**DATASET**.
= = =
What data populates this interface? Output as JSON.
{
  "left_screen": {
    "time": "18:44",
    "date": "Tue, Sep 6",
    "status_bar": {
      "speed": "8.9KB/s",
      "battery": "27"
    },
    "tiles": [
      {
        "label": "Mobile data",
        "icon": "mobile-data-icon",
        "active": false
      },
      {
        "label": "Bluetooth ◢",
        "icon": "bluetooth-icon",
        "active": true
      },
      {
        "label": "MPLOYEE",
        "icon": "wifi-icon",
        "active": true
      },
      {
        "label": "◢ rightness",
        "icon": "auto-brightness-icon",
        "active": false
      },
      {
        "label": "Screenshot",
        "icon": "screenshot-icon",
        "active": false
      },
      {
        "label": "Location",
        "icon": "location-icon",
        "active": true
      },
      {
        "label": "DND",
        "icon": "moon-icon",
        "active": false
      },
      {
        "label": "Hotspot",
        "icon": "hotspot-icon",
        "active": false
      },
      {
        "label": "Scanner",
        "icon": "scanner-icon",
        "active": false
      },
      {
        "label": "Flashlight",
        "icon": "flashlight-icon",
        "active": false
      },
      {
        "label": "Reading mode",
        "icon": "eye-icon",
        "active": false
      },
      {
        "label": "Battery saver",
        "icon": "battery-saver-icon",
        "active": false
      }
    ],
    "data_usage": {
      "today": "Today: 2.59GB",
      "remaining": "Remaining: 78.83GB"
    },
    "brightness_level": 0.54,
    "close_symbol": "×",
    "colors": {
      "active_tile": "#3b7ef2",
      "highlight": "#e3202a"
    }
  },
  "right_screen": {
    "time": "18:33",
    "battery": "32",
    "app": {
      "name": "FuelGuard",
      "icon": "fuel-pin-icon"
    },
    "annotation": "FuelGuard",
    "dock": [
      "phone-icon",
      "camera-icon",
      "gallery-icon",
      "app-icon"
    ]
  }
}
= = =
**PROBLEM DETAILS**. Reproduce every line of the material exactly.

**TASK RESPONSE**.
What data populates this interface? Output as JSON.
{
  "left_screen": {
    "time": "18:44",
    "date": "Tue, Sep 6",
    "status_bar": {
      "speed": "8.9KB/s",
      "battery": "27"
    },
    "tiles": [
      {
        "label": "Mobile data",
        "icon": "mobile-data-icon",
        "active": false
      },
      {
        "label": "Bluetooth ◢",
        "icon": "bluetooth-icon",
        "active": true
      },
      {
        "label": "MPLOYEE",
        "icon": "wifi-icon",
        "active": true
      },
      {
        "label": "◢ rightness",
        "icon": "auto-brightness-icon",
        "active": false
      },
      {
        "label": "Screenshot",
        "icon": "screenshot-icon",
        "active": false
      },
      {
        "label": "Location",
        "icon": "location-icon",
        "active": true
      },
      {
        "label": "DND",
        "icon": "moon-icon",
        "active": false
      },
      {
        "label": "Hotspot",
        "icon": "hotspot-icon",
        "active": false
      },
      {
        "label": "Scanner",
        "icon": "scanner-icon",
        "active": false
      },
      {
        "label": "Flashlight",
        "icon": "flashlight-icon",
        "active": false
      },
      {
        "label": "Reading mode",
        "icon": "eye-icon",
        "active": false
      },
      {
        "label": "Battery saver",
        "icon": "battery-saver-icon",
        "active": false
      }
    ],
    "data_usage": {
      "today": "Today: 2.59GB",
      "remaining": "Remaining: 78.83GB"
    },
    "brightness_level": 0.54,
    "close_symbol": "×",
    "colors": {
      "active_tile": "#3b7ef2",
      "highlight": "#e3202a"
    }
  },
  "right_screen": {
    "time": "18:33",
    "battery": "32",
    "app": {
      "name": "FuelGuard",
      "icon": "fuel-pin-icon"
    },
    "annotation": "FuelGuard",
    "dock": [
      "phone-icon",
      "camera-icon",
      "gallery-icon",
      "app-icon"
    ]
  }
}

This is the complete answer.